In addition to the drift tracking plot, you can also find the Uniform Manifold Approximation and Projection (UMAP) visualization of your data in Arize under the point in time selected. Notice that the production data and our baseline (training) data are superimposed, which is indicative that the model is seeing data in production similar to the data it was trained on.
Next, select a point in time when the drift was high and select a UMAP visualization in two dimensions (2D). We can see that both training and production data are superimposed for the most part, but another cluster of production data has appeared. This indicates that the model is seeing data in production qualitatively different to the data it was trained on, and in this case causing performance degradation.
For further inspection, select a three-dimensional (3D) UMAP view and click Explore UMAP to expand the view. With this view, you can interact in 3D with the dataset. Zoom, rotate, and drag to see the areas of the dataset that are most interesting.
In the UMAP display, Arize offers many coloring options:

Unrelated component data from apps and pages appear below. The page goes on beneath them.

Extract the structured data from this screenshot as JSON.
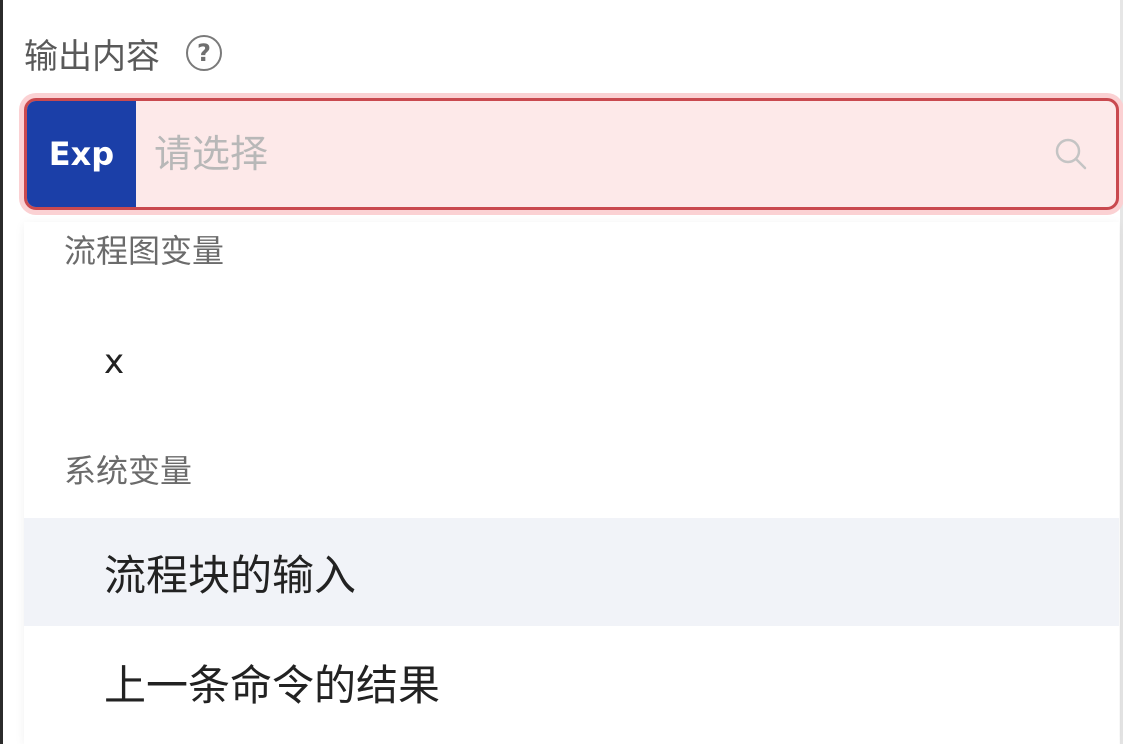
{
  "field": {
    "label": "输出内容",
    "help_icon": "question-circle-icon"
  },
  "select": {
    "tag": "Exp",
    "placeholder": "请选择",
    "search_icon": "search-icon",
    "state": "error",
    "colors": {
      "tag_bg": "#1b3fa8",
      "border": "#c9494f",
      "background": "#fde9e9"
    }
  },
  "dropdown": {
    "groups": [
      {
        "label": "流程图变量",
        "options": [
          {
            "label": "x"
          }
        ]
      },
      {
        "label": "系统变量",
        "options": [
          {
            "label": "流程块的输入",
            "hovered": true
          },
          {
            "label": "上一条命令的结果"
          }
        ]
      }
    ]
  }
}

- By Dataset: The coloring distinguishes between production data versus baseline data (training in this example). This is specifically useful to detect drift. In this example, we can see that there is some production data far away from any training data, giving an indication of severe dataset drift. We can identify exactly what datapoints our baseline is missing so that re-train effectively.
- By Prediction Label: This coloring option gives an insight on how a model is making decisions. Where are the different classes located in the space? Is the model predicting one class in regions where it should be predicting another?
- By Actual Label: This coloring option is great for identifying labeling issues. If other colors are visible inside an orange cloud, for instance, it is a good idea to check and see if the labels are wrong. Further, we can use the corrected labels for re-training.
- By Correctness: This coloring option offers a quick way of identifying where the bulk of your model’s mistakes are placed, giving you an area to pay attention to. In this example, we can see that the Spanish reviews are almost all red.
- By Confusion Matrix: This coloring option allows you to select a positive class and color the data-points as True Positives, True Negatives, False Positives, False Negatives.
More coloring options will be added to help understand and debug your model and dataset, including color by feature values.
If you want to remove this example model from your account, just click Models -> NLP-reviews-demo-language-drift -> config -> delete
Wrapping Up 🎁
As teams deploy more NLP sentiment classification models into production, having monitoring in place to track embedding drift and root cause issues that arise is critical for staying ahead of potential performance degradation in the real world.
By completing this guide, your team should now have an easier and more automated way to tackle these challenges head-on!
Questions? Reach out on the Arize community. For additional Colabs, check out the Arize Docs.